My Milk Is Gone. Can I Relactate?

Kathleen Tackett's picture

QUESTION

Dear Lactation Consultant,
My name is Amy and I went to my OB/GYN for my annual and I asked her was there anything I could take to reestablish my milk supply. It's been a 3 ½ month break since I nursed my son (he's 5 ½ months) and she stated once the milk ducts dry up its not possible to relactate. Is this true or not? I just want piece of mind while I start this quest because others say that it is possible but the professional that I'm putting my trust in says no. Any suggestions would be greatly appreciated.

ANSWER

Relactation is definitely possible, but many are unfamiliar with it, even doctors. In one survey of 366 women who relactated, most of the mothers surveyed established a full milk supply within a month. It took another 25% of the mothers more than a month to fully relactate. The remaining 25% both nursed and gave supplements until their baby weaned. Mothers who attempted relactation within two months of childbirth reported greater milk production than those who attempted it later on.

The best way to relactate is to begin putting baby to breast as many times per day as possible. Eight to ten times per day is ideal. Some mothers use a device called a nursing supplementer to provide formula at the breast while they're bringing back their milk, so they don't have to feed their baby again after nursing. This device has a container that holds the formula and thin tubing that the mother tapes to her nipple, so that when the baby latches on he gets the supplement as well as any milk the mothers is producing.

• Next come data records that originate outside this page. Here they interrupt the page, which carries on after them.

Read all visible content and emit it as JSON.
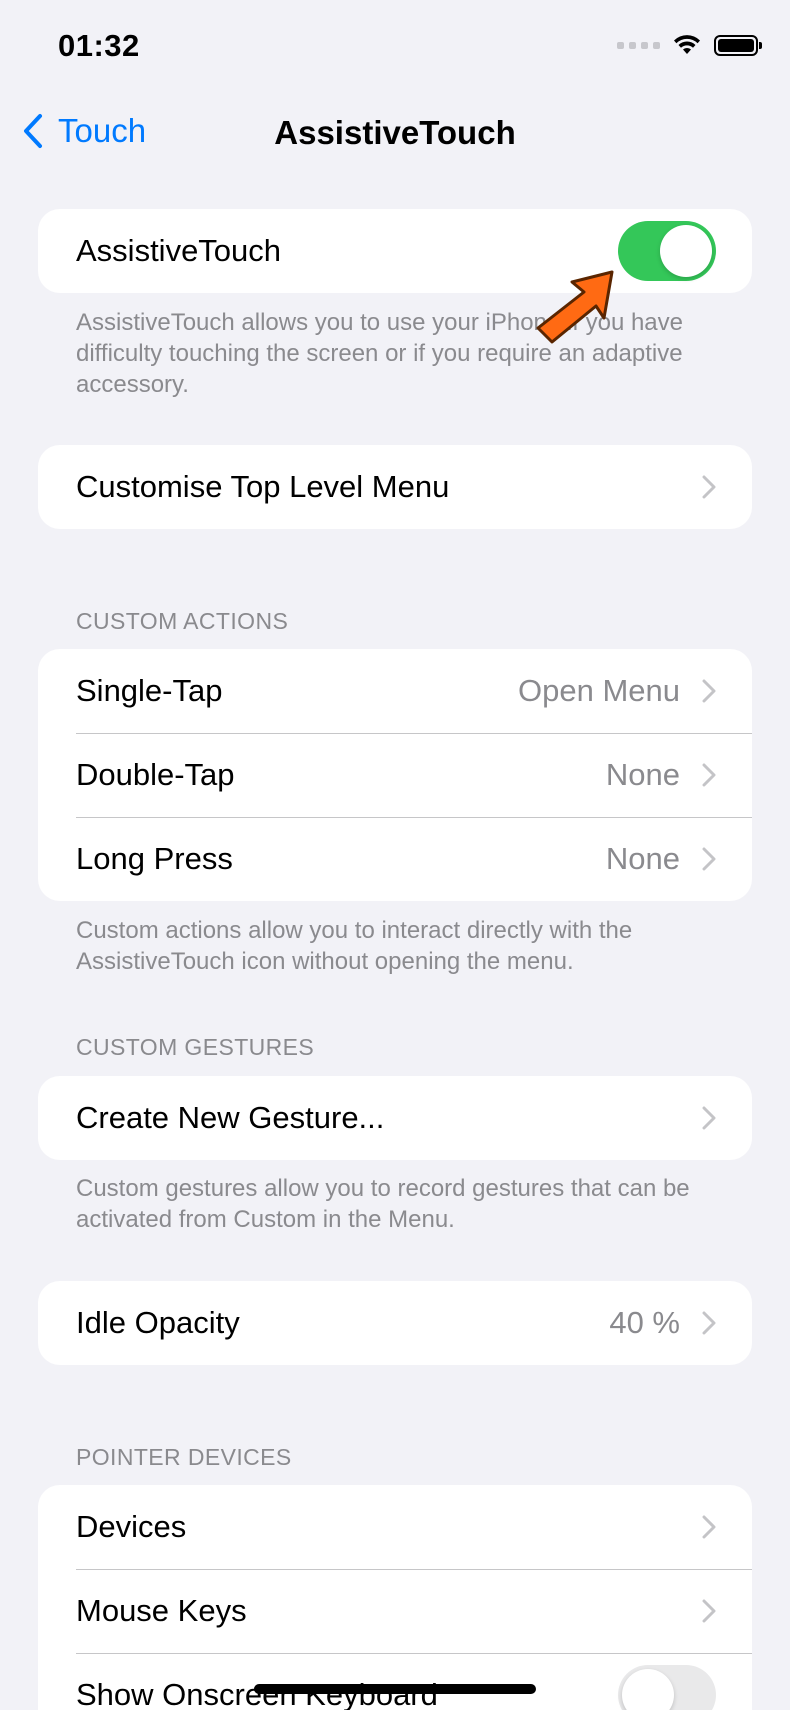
{
  "status_bar": {
    "time": "01:32"
  },
  "nav": {
    "back_label": "Touch",
    "title": "AssistiveTouch"
  },
  "assistive_touch": {
    "label": "AssistiveTouch",
    "enabled": true,
    "footer": "AssistiveTouch allows you to use your iPhone if you have difficulty touching the screen or if you require an adaptive accessory."
  },
  "top_level_menu": {
    "label": "Customise Top Level Menu"
  },
  "custom_actions": {
    "header": "CUSTOM ACTIONS",
    "items": [
      {
        "label": "Single-Tap",
        "value": "Open Menu"
      },
      {
        "label": "Double-Tap",
        "value": "None"
      },
      {
        "label": "Long Press",
        "value": "None"
      }
    ],
    "footer": "Custom actions allow you to interact directly with the AssistiveTouch icon without opening the menu."
  },
  "custom_gestures": {
    "header": "CUSTOM GESTURES",
    "create_label": "Create New Gesture...",
    "footer": "Custom gestures allow you to record gestures that can be activated from Custom in the Menu."
  },
  "idle_opacity": {
    "label": "Idle Opacity",
    "value": "40 %"
  },
  "pointer_devices": {
    "header": "POINTER DEVICES",
    "items": [
      {
        "label": "Devices"
      },
      {
        "label": "Mouse Keys"
      }
    ],
    "onscreen_keyboard": {
      "label": "Show Onscreen Keyboard",
      "enabled": false
    }
  },
  "colors": {
    "accent": "#007aff",
    "toggle_on": "#34c759",
    "arrow": "#ff6a13"
  }
}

Sucking at the breast releases the hormones that stimulate milk supply.

There are also herbal and prescribed medications that can increase milk supply. Taking three capsules of Fenugreek (at least 500 mg) three times per day (nine per day total) is one popular way to boost milk supply. Prescription medications, such as Metoclopramide (Reglan) have also been found to increase milk supply. If you are interested in using a prescribed medication, talk to your doctor (not the baby's doctor).

Relactation can be an intensive process. If you are motivated to do it, I'd suggest you see about the possibility of getting some extra help at home, especially at first. In hindsight, three-quarters of the mothers who were surveyed felt relactation was a positive experience. One mother wrote, "I would suggest a mother decide what she honestly wants and do it and not listen to [those who say] 'wait til your next one.'"For more details, see the article "Can There Be Breastfeeding After Weaning?" on my web site.

-- Nancy, IBCLC